* [DESCRIPTION OF THE TASK] Retype all of the data word for word, without pictures.
(EXERCISE MATERIAL)
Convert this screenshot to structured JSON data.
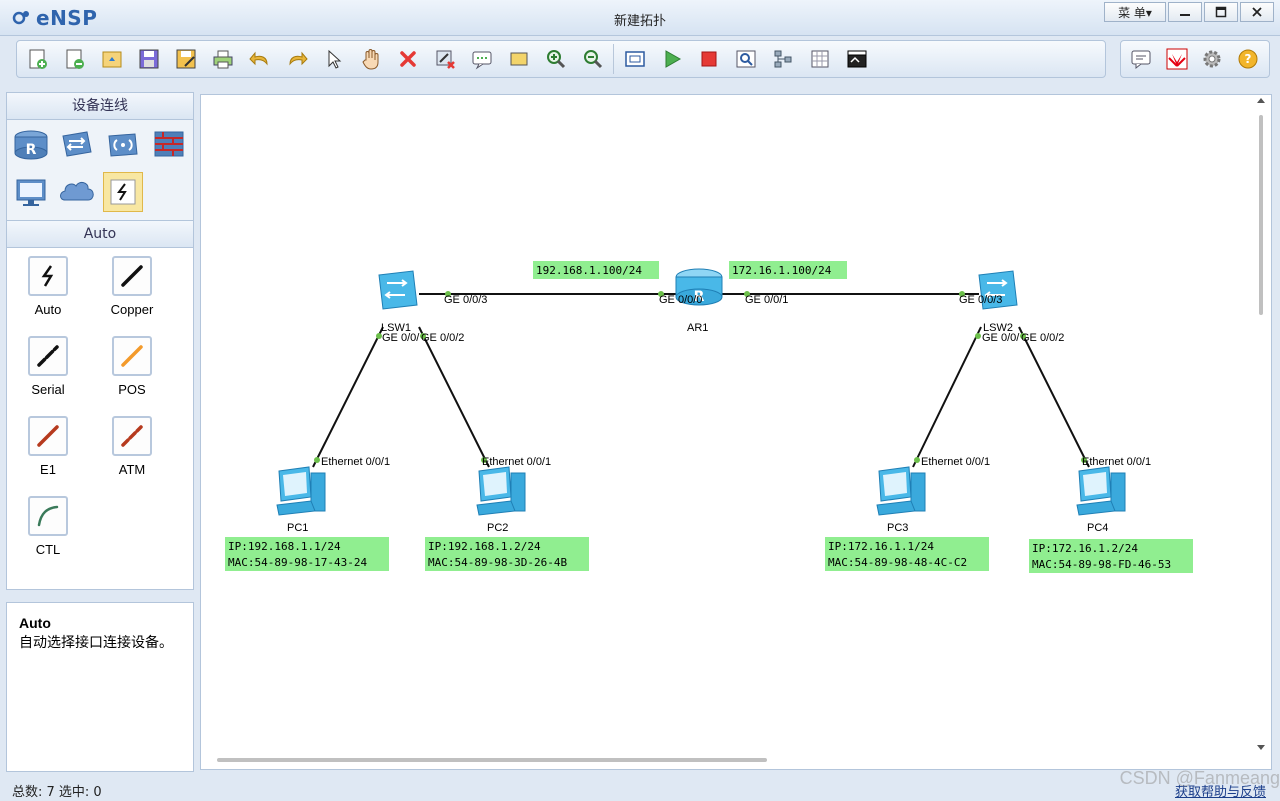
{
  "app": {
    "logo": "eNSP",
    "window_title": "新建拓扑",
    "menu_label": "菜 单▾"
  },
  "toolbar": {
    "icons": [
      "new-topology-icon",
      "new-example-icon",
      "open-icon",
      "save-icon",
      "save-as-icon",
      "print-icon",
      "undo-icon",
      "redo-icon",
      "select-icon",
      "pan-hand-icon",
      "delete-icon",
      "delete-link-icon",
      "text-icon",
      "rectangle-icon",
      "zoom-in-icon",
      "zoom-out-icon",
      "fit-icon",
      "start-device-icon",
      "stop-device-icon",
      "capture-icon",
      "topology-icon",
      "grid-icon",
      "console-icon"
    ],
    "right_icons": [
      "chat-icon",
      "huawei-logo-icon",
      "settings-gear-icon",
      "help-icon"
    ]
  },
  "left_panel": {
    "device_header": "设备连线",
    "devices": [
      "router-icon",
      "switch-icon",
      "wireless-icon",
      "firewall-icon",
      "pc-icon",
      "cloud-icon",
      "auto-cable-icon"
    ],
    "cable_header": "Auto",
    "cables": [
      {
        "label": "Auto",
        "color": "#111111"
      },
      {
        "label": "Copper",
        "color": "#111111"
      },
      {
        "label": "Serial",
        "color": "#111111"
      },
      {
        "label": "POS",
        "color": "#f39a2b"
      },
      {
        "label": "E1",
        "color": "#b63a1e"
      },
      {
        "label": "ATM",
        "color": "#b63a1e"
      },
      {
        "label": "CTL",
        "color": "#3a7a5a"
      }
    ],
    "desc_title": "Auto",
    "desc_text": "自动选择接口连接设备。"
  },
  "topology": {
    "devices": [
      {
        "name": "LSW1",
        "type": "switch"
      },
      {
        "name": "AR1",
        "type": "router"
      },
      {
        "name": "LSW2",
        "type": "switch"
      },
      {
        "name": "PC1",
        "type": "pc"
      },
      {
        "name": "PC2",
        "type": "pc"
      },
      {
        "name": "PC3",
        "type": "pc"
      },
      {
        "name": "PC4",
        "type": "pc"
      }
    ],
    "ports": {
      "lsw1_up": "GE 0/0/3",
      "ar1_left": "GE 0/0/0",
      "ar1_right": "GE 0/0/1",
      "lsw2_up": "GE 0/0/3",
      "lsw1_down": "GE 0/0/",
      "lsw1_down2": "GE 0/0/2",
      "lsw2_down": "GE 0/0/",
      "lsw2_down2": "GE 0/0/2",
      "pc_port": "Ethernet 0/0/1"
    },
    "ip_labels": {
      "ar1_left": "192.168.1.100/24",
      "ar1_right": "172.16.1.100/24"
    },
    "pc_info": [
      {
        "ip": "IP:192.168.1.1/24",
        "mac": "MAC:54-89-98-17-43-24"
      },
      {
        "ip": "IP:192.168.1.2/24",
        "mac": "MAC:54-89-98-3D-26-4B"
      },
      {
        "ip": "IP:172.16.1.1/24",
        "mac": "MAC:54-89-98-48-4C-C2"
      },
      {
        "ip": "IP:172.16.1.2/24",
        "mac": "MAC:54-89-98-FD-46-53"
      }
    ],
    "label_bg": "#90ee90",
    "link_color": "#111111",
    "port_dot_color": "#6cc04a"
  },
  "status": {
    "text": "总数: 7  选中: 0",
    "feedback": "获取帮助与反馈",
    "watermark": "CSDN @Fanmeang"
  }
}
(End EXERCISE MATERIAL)
* [RESULT OF THIS TASK]
Convert this screenshot to structured JSON data.
{
  "app": {
    "logo": "eNSP",
    "window_title": "新建拓扑",
    "menu_label": "菜 单▾"
  },
  "toolbar": {
    "icons": [
      "new-topology-icon",
      "new-example-icon",
      "open-icon",
      "save-icon",
      "save-as-icon",
      "print-icon",
      "undo-icon",
      "redo-icon",
      "select-icon",
      "pan-hand-icon",
      "delete-icon",
      "delete-link-icon",
      "text-icon",
      "rectangle-icon",
      "zoom-in-icon",
      "zoom-out-icon",
      "fit-icon",
      "start-device-icon",
      "stop-device-icon",
      "capture-icon",
      "topology-icon",
      "grid-icon",
      "console-icon"
    ],
    "right_icons": [
      "chat-icon",
      "huawei-logo-icon",
      "settings-gear-icon",
      "help-icon"
    ]
  },
  "left_panel": {
    "device_header": "设备连线",
    "devices": [
      "router-icon",
      "switch-icon",
      "wireless-icon",
      "firewall-icon",
      "pc-icon",
      "cloud-icon",
      "auto-cable-icon"
    ],
    "cable_header": "Auto",
    "cables": [
      {
        "label": "Auto",
        "color": "#111111"
      },
      {
        "label": "Copper",
        "color": "#111111"
      },
      {
        "label": "Serial",
        "color": "#111111"
      },
      {
        "label": "POS",
        "color": "#f39a2b"
      },
      {
        "label": "E1",
        "color": "#b63a1e"
      },
      {
        "label": "ATM",
        "color": "#b63a1e"
      },
      {
        "label": "CTL",
        "color": "#3a7a5a"
      }
    ],
    "desc_title": "Auto",
    "desc_text": "自动选择接口连接设备。"
  },
  "topology": {
    "devices": [
      {
        "name": "LSW1",
        "type": "switch"
      },
      {
        "name": "AR1",
        "type": "router"
      },
      {
        "name": "LSW2",
        "type": "switch"
      },
      {
        "name": "PC1",
        "type": "pc"
      },
      {
        "name": "PC2",
        "type": "pc"
      },
      {
        "name": "PC3",
        "type": "pc"
      },
      {
        "name": "PC4",
        "type": "pc"
      }
    ],
    "ports": {
      "lsw1_up": "GE 0/0/3",
      "ar1_left": "GE 0/0/0",
      "ar1_right": "GE 0/0/1",
      "lsw2_up": "GE 0/0/3",
      "lsw1_down": "GE 0/0/",
      "lsw1_down2": "GE 0/0/2",
      "lsw2_down": "GE 0/0/",
      "lsw2_down2": "GE 0/0/2",
      "pc_port": "Ethernet 0/0/1"
    },
    "ip_labels": {
      "ar1_left": "192.168.1.100/24",
      "ar1_right": "172.16.1.100/24"
    },
    "pc_info": [
      {
        "ip": "IP:192.168.1.1/24",
        "mac": "MAC:54-89-98-17-43-24"
      },
      {
        "ip": "IP:192.168.1.2/24",
        "mac": "MAC:54-89-98-3D-26-4B"
      },
      {
        "ip": "IP:172.16.1.1/24",
        "mac": "MAC:54-89-98-48-4C-C2"
      },
      {
        "ip": "IP:172.16.1.2/24",
        "mac": "MAC:54-89-98-FD-46-53"
      }
    ],
    "label_bg": "#90ee90",
    "link_color": "#111111",
    "port_dot_color": "#6cc04a"
  },
  "status": {
    "text": "总数: 7  选中: 0",
    "feedback": "获取帮助与反馈",
    "watermark": "CSDN @Fanmeang"
  }
}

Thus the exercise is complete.